• _About this exercise_: What you print must match the data line for line.

++++ Input records ++++

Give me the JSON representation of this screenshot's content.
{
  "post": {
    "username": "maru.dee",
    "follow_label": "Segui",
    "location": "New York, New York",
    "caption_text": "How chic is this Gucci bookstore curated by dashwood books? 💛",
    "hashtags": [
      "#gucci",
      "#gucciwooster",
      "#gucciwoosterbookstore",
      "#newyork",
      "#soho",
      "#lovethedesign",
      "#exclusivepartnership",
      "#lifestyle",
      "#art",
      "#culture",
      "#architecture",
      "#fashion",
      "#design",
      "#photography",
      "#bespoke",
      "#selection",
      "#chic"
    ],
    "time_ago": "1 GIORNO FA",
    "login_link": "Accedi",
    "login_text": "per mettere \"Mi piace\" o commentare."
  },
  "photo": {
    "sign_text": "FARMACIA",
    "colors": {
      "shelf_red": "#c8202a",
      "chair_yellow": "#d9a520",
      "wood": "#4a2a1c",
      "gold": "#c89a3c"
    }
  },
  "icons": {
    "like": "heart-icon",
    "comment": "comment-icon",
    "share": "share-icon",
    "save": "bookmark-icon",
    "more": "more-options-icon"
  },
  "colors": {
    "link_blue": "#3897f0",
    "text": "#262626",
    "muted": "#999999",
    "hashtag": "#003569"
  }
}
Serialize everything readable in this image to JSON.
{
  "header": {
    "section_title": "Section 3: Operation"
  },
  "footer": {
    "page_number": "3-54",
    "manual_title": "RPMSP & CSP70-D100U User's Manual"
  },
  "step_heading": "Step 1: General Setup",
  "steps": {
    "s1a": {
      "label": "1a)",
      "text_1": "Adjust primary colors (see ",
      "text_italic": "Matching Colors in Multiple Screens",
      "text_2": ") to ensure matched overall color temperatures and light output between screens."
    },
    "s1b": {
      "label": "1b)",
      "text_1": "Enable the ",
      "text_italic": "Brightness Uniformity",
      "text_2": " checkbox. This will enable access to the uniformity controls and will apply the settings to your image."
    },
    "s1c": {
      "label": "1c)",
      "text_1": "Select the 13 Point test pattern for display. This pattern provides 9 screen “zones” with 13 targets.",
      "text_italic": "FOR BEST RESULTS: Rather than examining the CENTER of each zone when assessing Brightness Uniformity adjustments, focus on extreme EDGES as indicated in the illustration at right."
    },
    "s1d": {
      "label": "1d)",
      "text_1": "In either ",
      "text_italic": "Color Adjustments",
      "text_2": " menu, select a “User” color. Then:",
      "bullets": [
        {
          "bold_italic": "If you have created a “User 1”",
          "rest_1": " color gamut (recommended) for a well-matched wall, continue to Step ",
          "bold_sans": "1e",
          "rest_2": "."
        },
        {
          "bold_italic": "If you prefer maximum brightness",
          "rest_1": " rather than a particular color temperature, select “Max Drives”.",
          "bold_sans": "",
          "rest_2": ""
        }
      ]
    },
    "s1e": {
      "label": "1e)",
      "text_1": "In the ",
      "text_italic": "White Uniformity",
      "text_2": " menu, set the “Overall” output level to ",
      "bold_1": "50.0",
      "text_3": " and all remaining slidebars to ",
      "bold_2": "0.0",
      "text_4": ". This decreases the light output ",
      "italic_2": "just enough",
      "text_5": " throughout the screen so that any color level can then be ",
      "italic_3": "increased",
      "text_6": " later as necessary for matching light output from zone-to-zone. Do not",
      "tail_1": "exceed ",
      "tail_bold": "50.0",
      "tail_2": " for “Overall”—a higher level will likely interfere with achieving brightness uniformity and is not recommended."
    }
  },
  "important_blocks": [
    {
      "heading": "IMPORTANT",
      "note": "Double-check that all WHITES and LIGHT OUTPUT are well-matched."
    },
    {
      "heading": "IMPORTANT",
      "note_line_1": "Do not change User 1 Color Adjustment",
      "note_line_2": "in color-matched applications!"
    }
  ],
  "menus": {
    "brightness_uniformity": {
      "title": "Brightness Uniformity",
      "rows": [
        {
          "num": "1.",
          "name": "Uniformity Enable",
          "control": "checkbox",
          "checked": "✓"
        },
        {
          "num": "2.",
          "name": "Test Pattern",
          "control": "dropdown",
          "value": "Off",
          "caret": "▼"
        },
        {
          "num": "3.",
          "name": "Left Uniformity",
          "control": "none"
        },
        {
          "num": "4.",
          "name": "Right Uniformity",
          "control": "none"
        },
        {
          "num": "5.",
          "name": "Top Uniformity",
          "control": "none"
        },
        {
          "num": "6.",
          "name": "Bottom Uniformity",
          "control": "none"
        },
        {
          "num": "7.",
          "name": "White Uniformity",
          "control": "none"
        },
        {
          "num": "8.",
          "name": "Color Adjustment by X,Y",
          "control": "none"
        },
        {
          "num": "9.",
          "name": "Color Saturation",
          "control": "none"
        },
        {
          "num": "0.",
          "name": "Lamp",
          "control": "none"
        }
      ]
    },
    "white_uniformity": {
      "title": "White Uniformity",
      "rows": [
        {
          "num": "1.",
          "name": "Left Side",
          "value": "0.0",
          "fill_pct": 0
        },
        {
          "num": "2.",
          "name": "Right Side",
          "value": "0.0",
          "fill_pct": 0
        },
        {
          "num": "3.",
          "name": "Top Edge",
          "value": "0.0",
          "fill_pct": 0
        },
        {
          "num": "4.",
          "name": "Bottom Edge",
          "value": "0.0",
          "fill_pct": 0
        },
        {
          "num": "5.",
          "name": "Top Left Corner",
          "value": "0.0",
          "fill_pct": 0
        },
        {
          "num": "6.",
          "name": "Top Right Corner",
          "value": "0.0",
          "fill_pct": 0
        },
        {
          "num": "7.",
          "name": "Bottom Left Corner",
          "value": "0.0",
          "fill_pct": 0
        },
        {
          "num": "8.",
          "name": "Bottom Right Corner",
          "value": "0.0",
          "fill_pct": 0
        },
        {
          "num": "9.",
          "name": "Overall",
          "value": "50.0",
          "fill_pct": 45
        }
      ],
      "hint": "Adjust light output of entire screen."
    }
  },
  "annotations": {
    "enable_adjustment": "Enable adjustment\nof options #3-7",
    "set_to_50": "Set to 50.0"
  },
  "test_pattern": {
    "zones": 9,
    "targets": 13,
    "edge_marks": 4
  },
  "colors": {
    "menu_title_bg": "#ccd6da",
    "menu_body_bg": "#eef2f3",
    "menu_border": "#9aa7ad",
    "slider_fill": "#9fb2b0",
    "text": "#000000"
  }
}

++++

• _Exercise output_:
Give me the JSON representation of this screenshot's content.
{
  "post": {
    "username": "maru.dee",
    "follow_label": "Segui",
    "location": "New York, New York",
    "caption_text": "How chic is this Gucci bookstore curated by dashwood books? 💛",
    "hashtags": [
      "#gucci",
      "#gucciwooster",
      "#gucciwoosterbookstore",
      "#newyork",
      "#soho",
      "#lovethedesign",
      "#exclusivepartnership",
      "#lifestyle",
      "#art",
      "#culture",
      "#architecture",
      "#fashion",
      "#design",
      "#photography",
      "#bespoke",
      "#selection",
      "#chic"
    ],
    "time_ago": "1 GIORNO FA",
    "login_link": "Accedi",
    "login_text": "per mettere \"Mi piace\" o commentare."
  },
  "photo": {
    "sign_text": "FARMACIA",
    "colors": {
      "shelf_red": "#c8202a",
      "chair_yellow": "#d9a520",
      "wood": "#4a2a1c",
      "gold": "#c89a3c"
    }
  },
  "icons": {
    "like": "heart-icon",
    "comment": "comment-icon",
    "share": "share-icon",
    "save": "bookmark-icon",
    "more": "more-options-icon"
  },
  "colors": {
    "link_blue": "#3897f0",
    "text": "#262626",
    "muted": "#999999",
    "hashtag": "#003569"
  }
}
Serialize everything readable in this image to JSON.
{
  "header": {
    "section_title": "Section 3: Operation"
  },
  "footer": {
    "page_number": "3-54",
    "manual_title": "RPMSP & CSP70-D100U User's Manual"
  },
  "step_heading": "Step 1: General Setup",
  "steps": {
    "s1a": {
      "label": "1a)",
      "text_1": "Adjust primary colors (see ",
      "text_italic": "Matching Colors in Multiple Screens",
      "text_2": ") to ensure matched overall color temperatures and light output between screens."
    },
    "s1b": {
      "label": "1b)",
      "text_1": "Enable the ",
      "text_italic": "Brightness Uniformity",
      "text_2": " checkbox. This will enable access to the uniformity controls and will apply the settings to your image."
    },
    "s1c": {
      "label": "1c)",
      "text_1": "Select the 13 Point test pattern for display. This pattern provides 9 screen “zones” with 13 targets.",
      "text_italic": "FOR BEST RESULTS: Rather than examining the CENTER of each zone when assessing Brightness Uniformity adjustments, focus on extreme EDGES as indicated in the illustration at right."
    },
    "s1d": {
      "label": "1d)",
      "text_1": "In either ",
      "text_italic": "Color Adjustments",
      "text_2": " menu, select a “User” color. Then:",
      "bullets": [
        {
          "bold_italic": "If you have created a “User 1”",
          "rest_1": " color gamut (recommended) for a well-matched wall, continue to Step ",
          "bold_sans": "1e",
          "rest_2": "."
        },
        {
          "bold_italic": "If you prefer maximum brightness",
          "rest_1": " rather than a particular color temperature, select “Max Drives”.",
          "bold_sans": "",
          "rest_2": ""
        }
      ]
    },
    "s1e": {
      "label": "1e)",
      "text_1": "In the ",
      "text_italic": "White Uniformity",
      "text_2": " menu, set the “Overall” output level to ",
      "bold_1": "50.0",
      "text_3": " and all remaining slidebars to ",
      "bold_2": "0.0",
      "text_4": ". This decreases the light output ",
      "italic_2": "just enough",
      "text_5": " throughout the screen so that any color level can then be ",
      "italic_3": "increased",
      "text_6": " later as necessary for matching light output from zone-to-zone. Do not",
      "tail_1": "exceed ",
      "tail_bold": "50.0",
      "tail_2": " for “Overall”—a higher level will likely interfere with achieving brightness uniformity and is not recommended."
    }
  },
  "important_blocks": [
    {
      "heading": "IMPORTANT",
      "note": "Double-check that all WHITES and LIGHT OUTPUT are well-matched."
    },
    {
      "heading": "IMPORTANT",
      "note_line_1": "Do not change User 1 Color Adjustment",
      "note_line_2": "in color-matched applications!"
    }
  ],
  "menus": {
    "brightness_uniformity": {
      "title": "Brightness Uniformity",
      "rows": [
        {
          "num": "1.",
          "name": "Uniformity Enable",
          "control": "checkbox",
          "checked": "✓"
        },
        {
          "num": "2.",
          "name": "Test Pattern",
          "control": "dropdown",
          "value": "Off",
          "caret": "▼"
        },
        {
          "num": "3.",
          "name": "Left Uniformity",
          "control": "none"
        },
        {
          "num": "4.",
          "name": "Right Uniformity",
          "control": "none"
        },
        {
          "num": "5.",
          "name": "Top Uniformity",
          "control": "none"
        },
        {
          "num": "6.",
          "name": "Bottom Uniformity",
          "control": "none"
        },
        {
          "num": "7.",
          "name": "White Uniformity",
          "control": "none"
        },
        {
          "num": "8.",
          "name": "Color Adjustment by X,Y",
          "control": "none"
        },
        {
          "num": "9.",
          "name": "Color Saturation",
          "control": "none"
        },
        {
          "num": "0.",
          "name": "Lamp",
          "control": "none"
        }
      ]
    },
    "white_uniformity": {
      "title": "White Uniformity",
      "rows": [
        {
          "num": "1.",
          "name": "Left Side",
          "value": "0.0",
          "fill_pct": 0
        },
        {
          "num": "2.",
          "name": "Right Side",
          "value": "0.0",
          "fill_pct": 0
        },
        {
          "num": "3.",
          "name": "Top Edge",
          "value": "0.0",
          "fill_pct": 0
        },
        {
          "num": "4.",
          "name": "Bottom Edge",
          "value": "0.0",
          "fill_pct": 0
        },
        {
          "num": "5.",
          "name": "Top Left Corner",
          "value": "0.0",
          "fill_pct": 0
        },
        {
          "num": "6.",
          "name": "Top Right Corner",
          "value": "0.0",
          "fill_pct": 0
        },
        {
          "num": "7.",
          "name": "Bottom Left Corner",
          "value": "0.0",
          "fill_pct": 0
        },
        {
          "num": "8.",
          "name": "Bottom Right Corner",
          "value": "0.0",
          "fill_pct": 0
        },
        {
          "num": "9.",
          "name": "Overall",
          "value": "50.0",
          "fill_pct": 45
        }
      ],
      "hint": "Adjust light output of entire screen."
    }
  },
  "annotations": {
    "enable_adjustment": "Enable adjustment\nof options #3-7",
    "set_to_50": "Set to 50.0"
  },
  "test_pattern": {
    "zones": 9,
    "targets": 13,
    "edge_marks": 4
  },
  "colors": {
    "menu_title_bg": "#ccd6da",
    "menu_body_bg": "#eef2f3",
    "menu_border": "#9aa7ad",
    "slider_fill": "#9fb2b0",
    "text": "#000000"
  }
}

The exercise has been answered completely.